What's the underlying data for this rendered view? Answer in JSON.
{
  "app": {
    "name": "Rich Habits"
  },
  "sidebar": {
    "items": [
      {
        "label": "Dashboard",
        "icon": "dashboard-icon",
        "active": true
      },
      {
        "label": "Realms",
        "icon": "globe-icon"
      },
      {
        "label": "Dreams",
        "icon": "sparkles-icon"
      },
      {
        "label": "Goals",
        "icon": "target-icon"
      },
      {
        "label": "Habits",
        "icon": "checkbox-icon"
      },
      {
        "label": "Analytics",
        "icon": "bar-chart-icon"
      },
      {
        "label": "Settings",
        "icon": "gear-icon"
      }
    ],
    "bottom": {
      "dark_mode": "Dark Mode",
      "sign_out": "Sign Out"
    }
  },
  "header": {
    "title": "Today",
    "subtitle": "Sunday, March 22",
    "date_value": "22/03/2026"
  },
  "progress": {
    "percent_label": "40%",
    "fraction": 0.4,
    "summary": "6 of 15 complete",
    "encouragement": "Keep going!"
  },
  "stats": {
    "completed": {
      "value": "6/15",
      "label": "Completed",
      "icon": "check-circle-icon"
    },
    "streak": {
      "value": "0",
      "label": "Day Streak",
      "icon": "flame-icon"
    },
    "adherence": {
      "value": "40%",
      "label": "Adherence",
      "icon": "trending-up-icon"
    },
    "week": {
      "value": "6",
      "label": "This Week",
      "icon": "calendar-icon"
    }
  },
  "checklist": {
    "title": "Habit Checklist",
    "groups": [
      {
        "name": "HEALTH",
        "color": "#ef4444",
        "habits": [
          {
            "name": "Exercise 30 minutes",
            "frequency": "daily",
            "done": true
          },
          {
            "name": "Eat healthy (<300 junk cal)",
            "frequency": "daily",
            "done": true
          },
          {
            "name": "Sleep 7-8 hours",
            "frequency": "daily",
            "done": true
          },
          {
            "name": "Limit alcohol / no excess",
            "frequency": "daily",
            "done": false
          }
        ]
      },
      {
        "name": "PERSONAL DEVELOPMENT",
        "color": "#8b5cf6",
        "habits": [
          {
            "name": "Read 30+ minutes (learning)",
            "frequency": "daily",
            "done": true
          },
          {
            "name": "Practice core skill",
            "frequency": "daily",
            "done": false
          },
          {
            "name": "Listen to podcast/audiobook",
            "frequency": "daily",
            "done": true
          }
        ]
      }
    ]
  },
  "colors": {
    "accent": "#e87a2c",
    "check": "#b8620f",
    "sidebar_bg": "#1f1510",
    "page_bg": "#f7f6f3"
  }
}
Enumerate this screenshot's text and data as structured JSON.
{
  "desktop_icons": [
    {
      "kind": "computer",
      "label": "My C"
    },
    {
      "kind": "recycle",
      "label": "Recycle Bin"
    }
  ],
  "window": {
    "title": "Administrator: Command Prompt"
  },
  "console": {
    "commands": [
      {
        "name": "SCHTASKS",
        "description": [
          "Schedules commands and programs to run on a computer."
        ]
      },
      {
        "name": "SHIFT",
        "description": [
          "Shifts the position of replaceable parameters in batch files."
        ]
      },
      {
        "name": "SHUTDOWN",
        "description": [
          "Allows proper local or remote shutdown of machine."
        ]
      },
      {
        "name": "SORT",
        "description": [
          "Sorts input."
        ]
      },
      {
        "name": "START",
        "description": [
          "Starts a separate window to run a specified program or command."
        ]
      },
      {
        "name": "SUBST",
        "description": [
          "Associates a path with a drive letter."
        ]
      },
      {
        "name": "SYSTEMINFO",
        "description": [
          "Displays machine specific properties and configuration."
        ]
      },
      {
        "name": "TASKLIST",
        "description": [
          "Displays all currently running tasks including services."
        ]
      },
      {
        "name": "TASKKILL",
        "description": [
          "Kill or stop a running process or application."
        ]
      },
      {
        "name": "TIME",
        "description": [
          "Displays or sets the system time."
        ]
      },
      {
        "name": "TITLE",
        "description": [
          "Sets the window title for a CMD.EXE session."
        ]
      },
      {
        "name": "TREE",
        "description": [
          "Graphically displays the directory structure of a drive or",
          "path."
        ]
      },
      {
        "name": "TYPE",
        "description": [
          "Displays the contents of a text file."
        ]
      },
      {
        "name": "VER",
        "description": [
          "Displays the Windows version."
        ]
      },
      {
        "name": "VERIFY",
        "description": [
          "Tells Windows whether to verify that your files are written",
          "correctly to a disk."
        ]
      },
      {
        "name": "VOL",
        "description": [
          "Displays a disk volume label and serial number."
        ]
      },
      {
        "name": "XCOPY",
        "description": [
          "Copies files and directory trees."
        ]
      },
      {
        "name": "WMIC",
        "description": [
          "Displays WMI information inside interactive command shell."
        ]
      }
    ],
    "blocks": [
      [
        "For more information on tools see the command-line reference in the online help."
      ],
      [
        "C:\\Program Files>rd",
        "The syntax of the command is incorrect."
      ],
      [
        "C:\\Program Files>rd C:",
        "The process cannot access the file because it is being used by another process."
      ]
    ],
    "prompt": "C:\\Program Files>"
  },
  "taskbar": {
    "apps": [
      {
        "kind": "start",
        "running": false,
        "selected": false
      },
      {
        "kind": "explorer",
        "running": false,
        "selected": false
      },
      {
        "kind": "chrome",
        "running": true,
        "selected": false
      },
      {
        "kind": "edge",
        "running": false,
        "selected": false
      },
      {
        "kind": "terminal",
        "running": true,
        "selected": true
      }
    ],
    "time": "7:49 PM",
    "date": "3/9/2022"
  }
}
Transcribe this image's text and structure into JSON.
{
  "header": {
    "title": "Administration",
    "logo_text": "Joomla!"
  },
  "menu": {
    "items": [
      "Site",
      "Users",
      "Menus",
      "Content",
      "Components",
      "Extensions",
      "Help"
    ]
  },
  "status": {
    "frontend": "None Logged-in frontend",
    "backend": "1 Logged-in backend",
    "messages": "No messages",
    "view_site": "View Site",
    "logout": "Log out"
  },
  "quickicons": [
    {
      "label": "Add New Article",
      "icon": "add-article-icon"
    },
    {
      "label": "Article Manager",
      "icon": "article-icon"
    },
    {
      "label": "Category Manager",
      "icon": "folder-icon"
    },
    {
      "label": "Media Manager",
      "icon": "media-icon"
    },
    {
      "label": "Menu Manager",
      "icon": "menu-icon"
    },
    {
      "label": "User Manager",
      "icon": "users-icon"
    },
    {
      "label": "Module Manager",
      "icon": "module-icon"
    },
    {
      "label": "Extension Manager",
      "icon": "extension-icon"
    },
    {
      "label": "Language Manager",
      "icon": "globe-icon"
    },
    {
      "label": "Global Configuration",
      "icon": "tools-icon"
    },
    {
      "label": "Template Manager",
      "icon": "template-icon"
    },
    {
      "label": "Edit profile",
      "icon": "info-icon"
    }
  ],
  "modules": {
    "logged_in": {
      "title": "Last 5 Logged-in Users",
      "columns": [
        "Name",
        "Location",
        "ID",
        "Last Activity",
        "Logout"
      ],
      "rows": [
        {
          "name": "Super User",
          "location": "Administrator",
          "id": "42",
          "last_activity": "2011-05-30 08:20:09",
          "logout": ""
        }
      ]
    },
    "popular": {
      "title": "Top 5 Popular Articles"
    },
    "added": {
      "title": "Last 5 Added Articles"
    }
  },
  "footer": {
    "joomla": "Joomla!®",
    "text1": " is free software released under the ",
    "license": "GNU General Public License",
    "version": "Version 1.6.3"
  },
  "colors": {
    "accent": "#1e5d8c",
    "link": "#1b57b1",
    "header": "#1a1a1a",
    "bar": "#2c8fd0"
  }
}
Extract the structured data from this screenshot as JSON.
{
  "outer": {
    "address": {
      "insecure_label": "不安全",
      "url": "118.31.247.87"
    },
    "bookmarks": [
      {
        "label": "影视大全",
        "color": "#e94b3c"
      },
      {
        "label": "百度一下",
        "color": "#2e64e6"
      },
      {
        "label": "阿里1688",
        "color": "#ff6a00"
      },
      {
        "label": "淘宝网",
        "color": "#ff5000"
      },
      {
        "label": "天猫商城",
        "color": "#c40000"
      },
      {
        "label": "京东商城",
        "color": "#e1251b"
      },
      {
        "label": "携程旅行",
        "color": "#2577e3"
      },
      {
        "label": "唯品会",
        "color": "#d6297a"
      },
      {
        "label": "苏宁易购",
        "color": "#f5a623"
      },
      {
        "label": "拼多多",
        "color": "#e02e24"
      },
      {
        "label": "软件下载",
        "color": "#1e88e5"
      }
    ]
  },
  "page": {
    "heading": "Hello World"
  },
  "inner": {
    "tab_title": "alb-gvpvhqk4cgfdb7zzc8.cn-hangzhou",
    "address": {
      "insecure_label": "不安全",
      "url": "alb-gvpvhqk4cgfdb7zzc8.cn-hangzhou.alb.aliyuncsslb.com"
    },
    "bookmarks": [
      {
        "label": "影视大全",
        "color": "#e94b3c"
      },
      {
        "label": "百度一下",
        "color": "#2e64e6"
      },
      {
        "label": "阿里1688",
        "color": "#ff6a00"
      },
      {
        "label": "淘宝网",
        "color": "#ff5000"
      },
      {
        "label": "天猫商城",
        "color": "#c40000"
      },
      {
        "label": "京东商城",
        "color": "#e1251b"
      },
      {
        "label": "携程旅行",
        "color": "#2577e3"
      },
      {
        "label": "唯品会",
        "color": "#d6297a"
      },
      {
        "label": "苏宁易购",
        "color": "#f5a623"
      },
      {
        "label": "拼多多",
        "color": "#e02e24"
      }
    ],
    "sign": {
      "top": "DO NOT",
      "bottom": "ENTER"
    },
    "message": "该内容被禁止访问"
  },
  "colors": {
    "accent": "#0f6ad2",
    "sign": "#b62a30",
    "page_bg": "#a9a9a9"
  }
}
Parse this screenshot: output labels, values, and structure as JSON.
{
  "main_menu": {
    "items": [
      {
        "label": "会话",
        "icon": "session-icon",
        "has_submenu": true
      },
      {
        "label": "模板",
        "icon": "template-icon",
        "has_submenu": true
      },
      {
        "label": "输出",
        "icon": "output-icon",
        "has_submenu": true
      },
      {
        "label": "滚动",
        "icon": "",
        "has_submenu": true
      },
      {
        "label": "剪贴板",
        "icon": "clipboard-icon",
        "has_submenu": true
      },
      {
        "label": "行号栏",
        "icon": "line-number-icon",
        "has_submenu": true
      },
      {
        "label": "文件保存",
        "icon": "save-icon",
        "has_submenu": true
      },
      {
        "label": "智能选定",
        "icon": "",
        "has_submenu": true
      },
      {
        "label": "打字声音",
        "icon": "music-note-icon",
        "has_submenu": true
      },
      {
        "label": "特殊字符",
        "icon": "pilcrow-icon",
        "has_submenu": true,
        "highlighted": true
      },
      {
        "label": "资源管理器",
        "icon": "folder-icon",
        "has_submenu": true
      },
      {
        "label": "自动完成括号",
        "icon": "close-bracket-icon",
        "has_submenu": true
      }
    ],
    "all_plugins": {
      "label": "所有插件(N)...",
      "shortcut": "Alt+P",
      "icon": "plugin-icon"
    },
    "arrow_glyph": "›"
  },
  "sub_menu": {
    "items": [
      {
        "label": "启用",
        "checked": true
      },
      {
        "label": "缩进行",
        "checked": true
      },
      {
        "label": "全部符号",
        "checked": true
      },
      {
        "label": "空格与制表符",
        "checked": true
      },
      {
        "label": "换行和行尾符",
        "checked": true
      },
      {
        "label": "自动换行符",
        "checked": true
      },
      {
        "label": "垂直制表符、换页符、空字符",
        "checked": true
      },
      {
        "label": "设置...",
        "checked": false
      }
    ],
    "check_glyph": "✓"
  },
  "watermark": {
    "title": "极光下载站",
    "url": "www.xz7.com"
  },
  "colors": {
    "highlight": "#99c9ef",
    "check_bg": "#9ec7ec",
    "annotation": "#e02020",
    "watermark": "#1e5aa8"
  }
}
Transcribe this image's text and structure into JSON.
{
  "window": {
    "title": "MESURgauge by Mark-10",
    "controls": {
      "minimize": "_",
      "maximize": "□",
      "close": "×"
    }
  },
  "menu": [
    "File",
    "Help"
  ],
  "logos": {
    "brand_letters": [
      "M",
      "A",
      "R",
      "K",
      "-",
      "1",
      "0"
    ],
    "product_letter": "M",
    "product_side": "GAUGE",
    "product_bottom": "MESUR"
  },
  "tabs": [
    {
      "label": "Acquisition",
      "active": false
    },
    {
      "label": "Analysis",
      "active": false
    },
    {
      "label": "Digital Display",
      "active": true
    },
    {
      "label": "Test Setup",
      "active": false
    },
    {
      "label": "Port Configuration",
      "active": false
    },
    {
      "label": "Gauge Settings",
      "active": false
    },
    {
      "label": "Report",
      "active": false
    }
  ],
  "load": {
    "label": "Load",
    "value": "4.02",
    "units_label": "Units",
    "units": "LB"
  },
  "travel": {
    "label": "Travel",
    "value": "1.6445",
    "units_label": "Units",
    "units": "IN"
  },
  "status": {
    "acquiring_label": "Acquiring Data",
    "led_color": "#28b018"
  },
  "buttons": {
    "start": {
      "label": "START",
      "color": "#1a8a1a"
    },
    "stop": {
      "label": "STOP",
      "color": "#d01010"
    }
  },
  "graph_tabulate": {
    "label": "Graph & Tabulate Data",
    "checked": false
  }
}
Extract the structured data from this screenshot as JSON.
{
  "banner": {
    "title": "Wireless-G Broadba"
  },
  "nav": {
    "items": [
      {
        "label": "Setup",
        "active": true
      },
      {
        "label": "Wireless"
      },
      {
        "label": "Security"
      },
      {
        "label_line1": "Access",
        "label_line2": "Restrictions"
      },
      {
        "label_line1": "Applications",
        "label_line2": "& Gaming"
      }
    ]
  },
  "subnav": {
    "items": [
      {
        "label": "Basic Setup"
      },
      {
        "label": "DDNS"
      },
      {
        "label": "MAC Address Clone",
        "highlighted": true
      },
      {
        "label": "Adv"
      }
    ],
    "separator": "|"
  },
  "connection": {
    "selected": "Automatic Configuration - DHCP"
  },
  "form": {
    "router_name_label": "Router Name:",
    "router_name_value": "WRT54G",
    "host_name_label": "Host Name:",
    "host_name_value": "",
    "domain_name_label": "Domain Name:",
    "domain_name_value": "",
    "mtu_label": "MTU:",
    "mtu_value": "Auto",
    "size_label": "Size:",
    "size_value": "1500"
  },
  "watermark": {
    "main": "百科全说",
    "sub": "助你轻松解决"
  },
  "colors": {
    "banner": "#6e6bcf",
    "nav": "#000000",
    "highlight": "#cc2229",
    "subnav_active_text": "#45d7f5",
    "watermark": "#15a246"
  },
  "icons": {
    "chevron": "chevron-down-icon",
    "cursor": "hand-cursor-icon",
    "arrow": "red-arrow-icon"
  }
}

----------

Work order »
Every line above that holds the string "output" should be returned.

Solution to this exercise »
Parse this screenshot: output labels, values, and structure as JSON.
        "icon": "output-icon",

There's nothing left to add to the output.